The world’s leading electric-vehicle maker alleged that four of its former workers took highly sensitive proprietary information as they left to work for the rival startup, and Tesla said it suspects there are at least two more culprits.
“Misappropriating Tesla’s competitively useful confidential information when leaving Tesla for a new employer is obviously wrong and risky,” according to the complaint filed in state court in San Jose, California. “One would engage in that behavior only for an important benefit — to use it to serve the competitive interests of a new employer.”
Rivian — which counts Amazon.com, T. Rowe Price, BlackRock Inc. and Ford among its top-tier investors — denied the allegations. The company said it requires all new employees to confirm “that they have not, and will not, introduce former employers’ intellectual property into Rivian systems.”
“Rivian is made up of high-performing, mission-driven teams, and our business model and technology are based on many years of engineering, design and strategy development,” the company said in an emailed statement. “This requires the contribution and know-how of thousands of employees from across the technology and automotive spaces.”
The startup was founded in 2009 by R.J. Scaringe, a Massachusetts Institute of Technology graduate with a doctorate in mechanical engineering. The company’s 2,400 employees are split between sites in California, Michigan and a production facility in Normal, Illinois. It recently denied reports that it’s planning to move its headquarters and operations to Silicon Valley — Tesla’s back yard.
Rivian, which has raised almost $6 billion, plans to start production of its debut battery electric R1T pickup truck and R1S SUV by mid-2021. The company promises more than 400 miles of range and the vehicles are built for off-road and highway driving. It has previously said the vehicles will have a sticker price of around $70,000.

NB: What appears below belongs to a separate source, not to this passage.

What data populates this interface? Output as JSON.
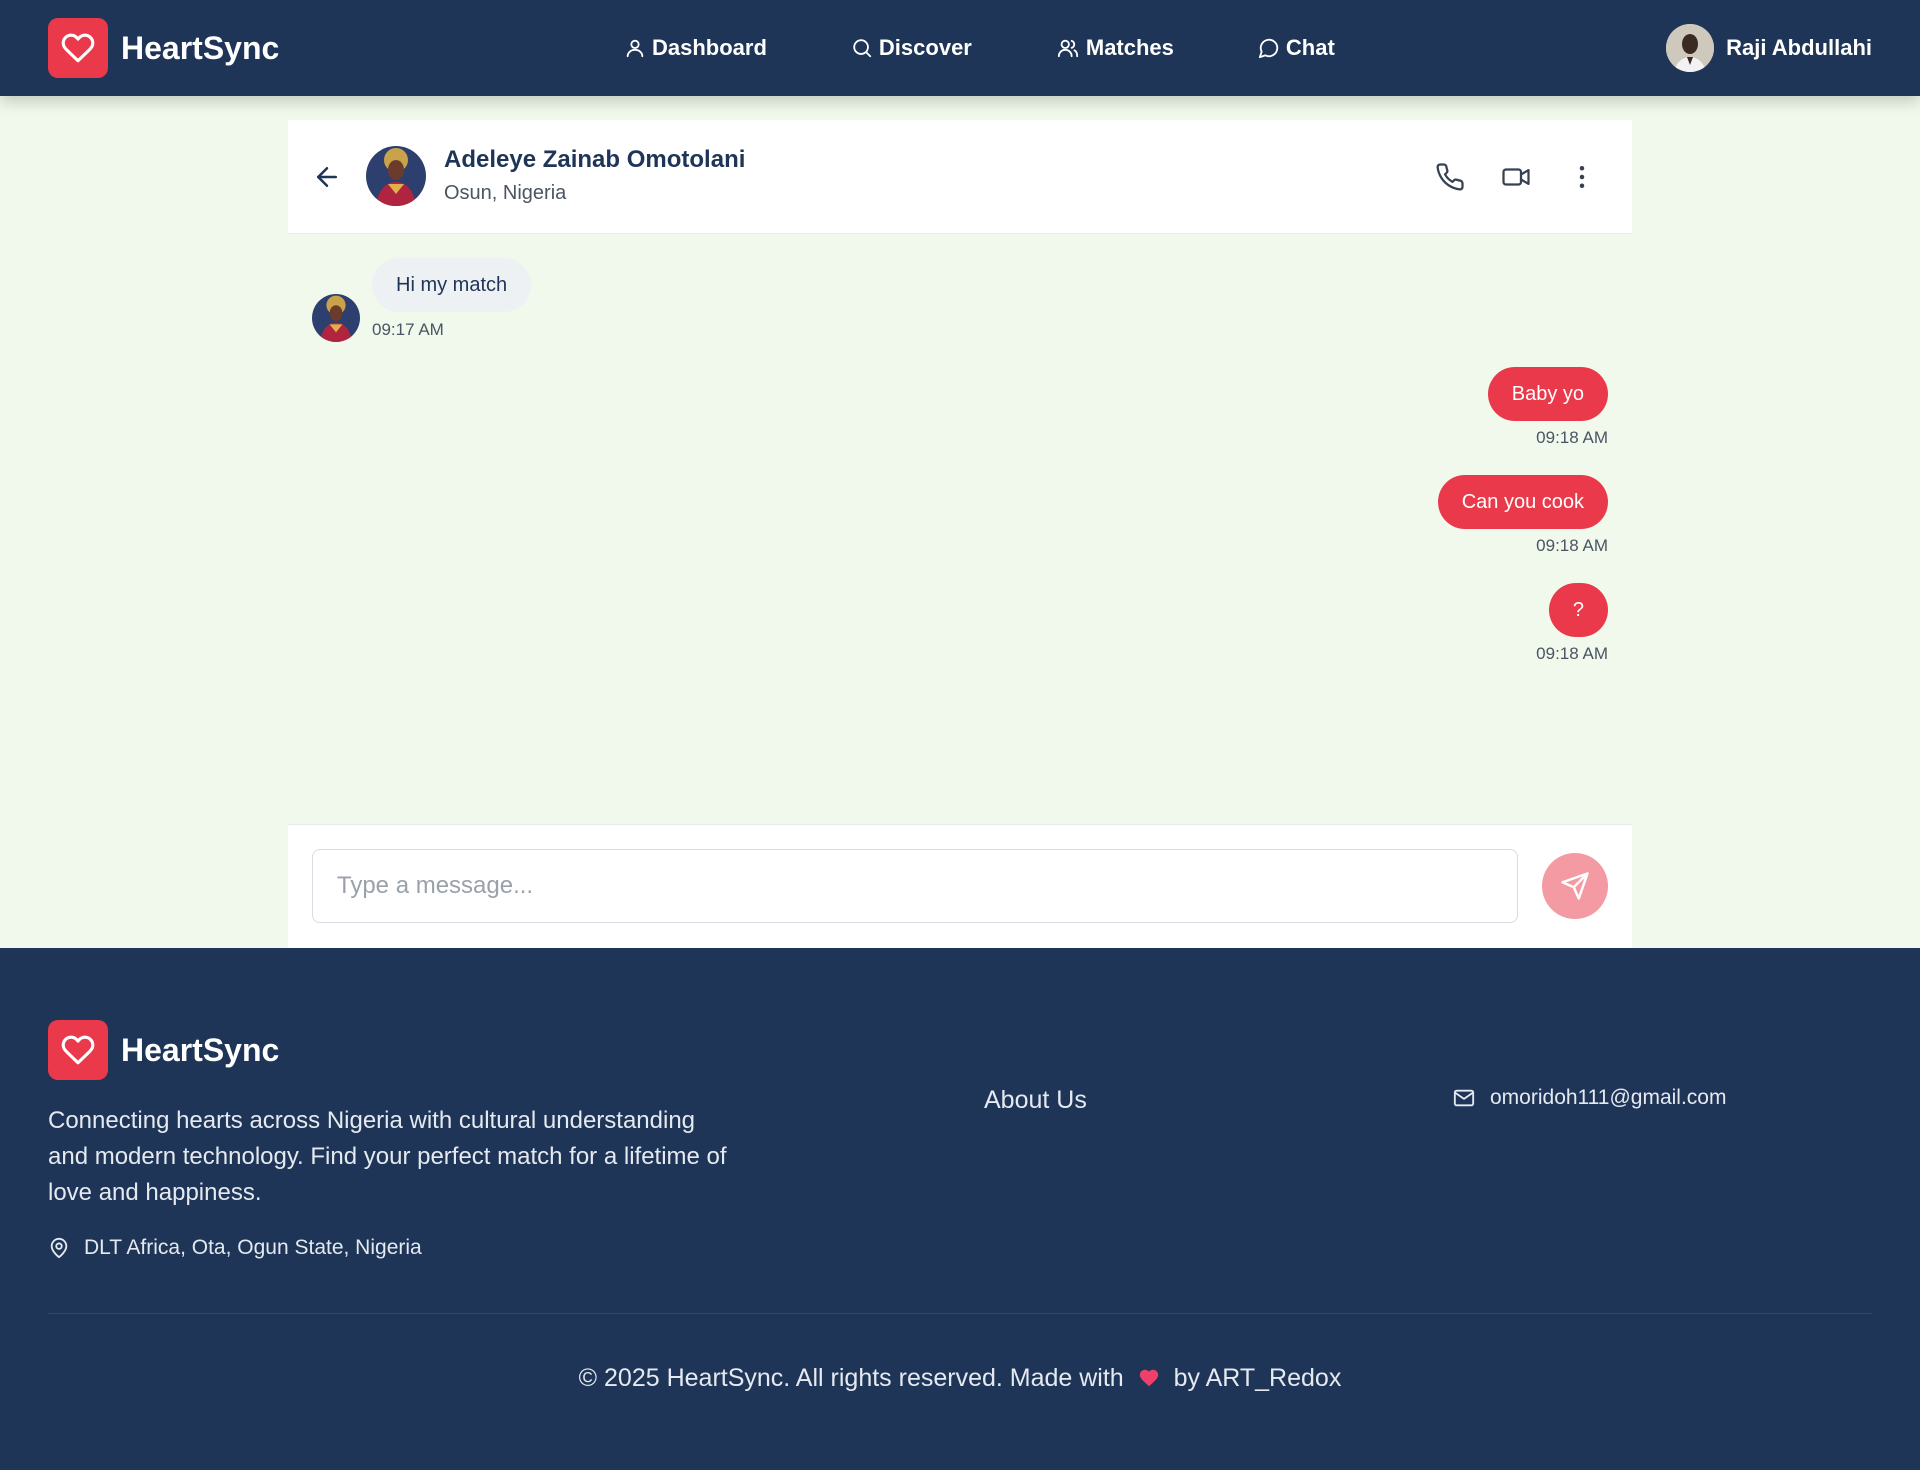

It also has a deal to produce more 100,000 all-electric delivery vans for Amazon, which will go into production once Rivian’s own consumer vehicles are under way. The company has been working for seven years on a “skateboard” electric vehicle platform — including the motor, battery pack and computer systems, which can also easily be used by other automakers for their own electric vehicles.
In the new suit, Tesla called itself Rivian’s “number one target from which to acquire information,” and said that Rivian has hired 178 ex-Tesla employees, roughly 70 of whom joined Rivian directly from Tesla.
Rivian said in its statement that “we admire Tesla for its leadership in resetting expectations of what an electric car can be,” while calling the claims in the lawsuit baseless and “counter to Rivian’s culture, ethos and corporate policies.”
The case is Tesla Inc. v. Rivian Automotive Inc., 20CV368472, California Superior Court, Santa Clara County (San Jose).